• Brief: Reproduce the entries in full, with no changes.

** Opening Data excerpts block **

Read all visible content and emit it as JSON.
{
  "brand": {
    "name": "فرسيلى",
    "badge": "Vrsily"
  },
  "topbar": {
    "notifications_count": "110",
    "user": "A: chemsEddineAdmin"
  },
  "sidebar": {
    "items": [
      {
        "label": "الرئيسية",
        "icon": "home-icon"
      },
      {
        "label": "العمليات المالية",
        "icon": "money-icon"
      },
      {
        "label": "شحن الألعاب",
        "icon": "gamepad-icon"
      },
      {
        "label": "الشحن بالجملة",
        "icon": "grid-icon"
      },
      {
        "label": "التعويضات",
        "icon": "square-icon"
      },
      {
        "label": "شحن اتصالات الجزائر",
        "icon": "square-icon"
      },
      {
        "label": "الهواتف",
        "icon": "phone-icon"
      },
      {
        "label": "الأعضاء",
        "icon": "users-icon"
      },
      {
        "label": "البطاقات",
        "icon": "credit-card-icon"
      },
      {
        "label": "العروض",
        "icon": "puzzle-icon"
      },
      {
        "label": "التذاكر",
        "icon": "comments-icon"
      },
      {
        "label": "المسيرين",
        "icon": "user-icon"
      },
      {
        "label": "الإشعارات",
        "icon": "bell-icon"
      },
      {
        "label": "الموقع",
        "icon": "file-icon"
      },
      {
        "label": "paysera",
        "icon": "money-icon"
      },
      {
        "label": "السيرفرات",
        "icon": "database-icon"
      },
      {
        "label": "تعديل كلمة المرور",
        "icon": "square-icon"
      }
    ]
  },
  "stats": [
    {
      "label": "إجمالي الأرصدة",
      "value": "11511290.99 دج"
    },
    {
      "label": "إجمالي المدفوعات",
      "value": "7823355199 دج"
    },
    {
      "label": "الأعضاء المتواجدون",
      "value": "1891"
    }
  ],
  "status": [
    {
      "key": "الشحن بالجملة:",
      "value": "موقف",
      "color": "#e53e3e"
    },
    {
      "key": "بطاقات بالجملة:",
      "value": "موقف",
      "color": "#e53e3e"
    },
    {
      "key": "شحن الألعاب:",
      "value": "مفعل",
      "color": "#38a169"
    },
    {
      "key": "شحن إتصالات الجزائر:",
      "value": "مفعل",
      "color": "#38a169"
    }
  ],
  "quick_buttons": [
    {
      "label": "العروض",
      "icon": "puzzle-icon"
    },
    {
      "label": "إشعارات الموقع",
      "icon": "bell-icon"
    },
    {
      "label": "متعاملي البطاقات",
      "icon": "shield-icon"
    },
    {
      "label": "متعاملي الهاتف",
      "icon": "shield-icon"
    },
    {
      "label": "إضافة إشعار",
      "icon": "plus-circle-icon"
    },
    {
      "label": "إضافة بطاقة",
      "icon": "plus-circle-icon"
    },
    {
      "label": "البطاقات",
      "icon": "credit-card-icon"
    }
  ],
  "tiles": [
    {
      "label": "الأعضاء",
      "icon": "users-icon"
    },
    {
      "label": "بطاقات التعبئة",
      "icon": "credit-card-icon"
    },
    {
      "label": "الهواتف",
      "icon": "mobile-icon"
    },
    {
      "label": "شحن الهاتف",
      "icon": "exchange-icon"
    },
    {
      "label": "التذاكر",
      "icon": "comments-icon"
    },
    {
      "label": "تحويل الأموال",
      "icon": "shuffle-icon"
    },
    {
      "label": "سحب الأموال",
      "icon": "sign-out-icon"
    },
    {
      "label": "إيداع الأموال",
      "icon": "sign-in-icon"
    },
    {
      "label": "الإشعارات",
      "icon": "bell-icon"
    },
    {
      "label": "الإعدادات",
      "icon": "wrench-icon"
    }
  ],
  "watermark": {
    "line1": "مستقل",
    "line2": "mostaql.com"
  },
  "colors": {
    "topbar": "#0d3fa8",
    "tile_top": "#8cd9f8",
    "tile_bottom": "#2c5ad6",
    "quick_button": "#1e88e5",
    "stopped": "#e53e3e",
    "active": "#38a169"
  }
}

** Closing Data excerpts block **

• Answer:
Read all visible content and emit it as JSON.
{
  "brand": {
    "name": "فرسيلى",
    "badge": "Vrsily"
  },
  "topbar": {
    "notifications_count": "110",
    "user": "A: chemsEddineAdmin"
  },
  "sidebar": {
    "items": [
      {
        "label": "الرئيسية",
        "icon": "home-icon"
      },
      {
        "label": "العمليات المالية",
        "icon": "money-icon"
      },
      {
        "label": "شحن الألعاب",
        "icon": "gamepad-icon"
      },
      {
        "label": "الشحن بالجملة",
        "icon": "grid-icon"
      },
      {
        "label": "التعويضات",
        "icon": "square-icon"
      },
      {
        "label": "شحن اتصالات الجزائر",
        "icon": "square-icon"
      },
      {
        "label": "الهواتف",
        "icon": "phone-icon"
      },
      {
        "label": "الأعضاء",
        "icon": "users-icon"
      },
      {
        "label": "البطاقات",
        "icon": "credit-card-icon"
      },
      {
        "label": "العروض",
        "icon": "puzzle-icon"
      },
      {
        "label": "التذاكر",
        "icon": "comments-icon"
      },
      {
        "label": "المسيرين",
        "icon": "user-icon"
      },
      {
        "label": "الإشعارات",
        "icon": "bell-icon"
      },
      {
        "label": "الموقع",
        "icon": "file-icon"
      },
      {
        "label": "paysera",
        "icon": "money-icon"
      },
      {
        "label": "السيرفرات",
        "icon": "database-icon"
      },
      {
        "label": "تعديل كلمة المرور",
        "icon": "square-icon"
      }
    ]
  },
  "stats": [
    {
      "label": "إجمالي الأرصدة",
      "value": "11511290.99 دج"
    },
    {
      "label": "إجمالي المدفوعات",
      "value": "7823355199 دج"
    },
    {
      "label": "الأعضاء المتواجدون",
      "value": "1891"
    }
  ],
  "status": [
    {
      "key": "الشحن بالجملة:",
      "value": "موقف",
      "color": "#e53e3e"
    },
    {
      "key": "بطاقات بالجملة:",
      "value": "موقف",
      "color": "#e53e3e"
    },
    {
      "key": "شحن الألعاب:",
      "value": "مفعل",
      "color": "#38a169"
    },
    {
      "key": "شحن إتصالات الجزائر:",
      "value": "مفعل",
      "color": "#38a169"
    }
  ],
  "quick_buttons": [
    {
      "label": "العروض",
      "icon": "puzzle-icon"
    },
    {
      "label": "إشعارات الموقع",
      "icon": "bell-icon"
    },
    {
      "label": "متعاملي البطاقات",
      "icon": "shield-icon"
    },
    {
      "label": "متعاملي الهاتف",
      "icon": "shield-icon"
    },
    {
      "label": "إضافة إشعار",
      "icon": "plus-circle-icon"
    },
    {
      "label": "إضافة بطاقة",
      "icon": "plus-circle-icon"
    },
    {
      "label": "البطاقات",
      "icon": "credit-card-icon"
    }
  ],
  "tiles": [
    {
      "label": "الأعضاء",
      "icon": "users-icon"
    },
    {
      "label": "بطاقات التعبئة",
      "icon": "credit-card-icon"
    },
    {
      "label": "الهواتف",
      "icon": "mobile-icon"
    },
    {
      "label": "شحن الهاتف",
      "icon": "exchange-icon"
    },
    {
      "label": "التذاكر",
      "icon": "comments-icon"
    },
    {
      "label": "تحويل الأموال",
      "icon": "shuffle-icon"
    },
    {
      "label": "سحب الأموال",
      "icon": "sign-out-icon"
    },
    {
      "label": "إيداع الأموال",
      "icon": "sign-in-icon"
    },
    {
      "label": "الإشعارات",
      "icon": "bell-icon"
    },
    {
      "label": "الإعدادات",
      "icon": "wrench-icon"
    }
  ],
  "watermark": {
    "line1": "مستقل",
    "line2": "mostaql.com"
  },
  "colors": {
    "topbar": "#0d3fa8",
    "tile_top": "#8cd9f8",
    "tile_bottom": "#2c5ad6",
    "quick_button": "#1e88e5",
    "stopped": "#e53e3e",
    "active": "#38a169"
  }
}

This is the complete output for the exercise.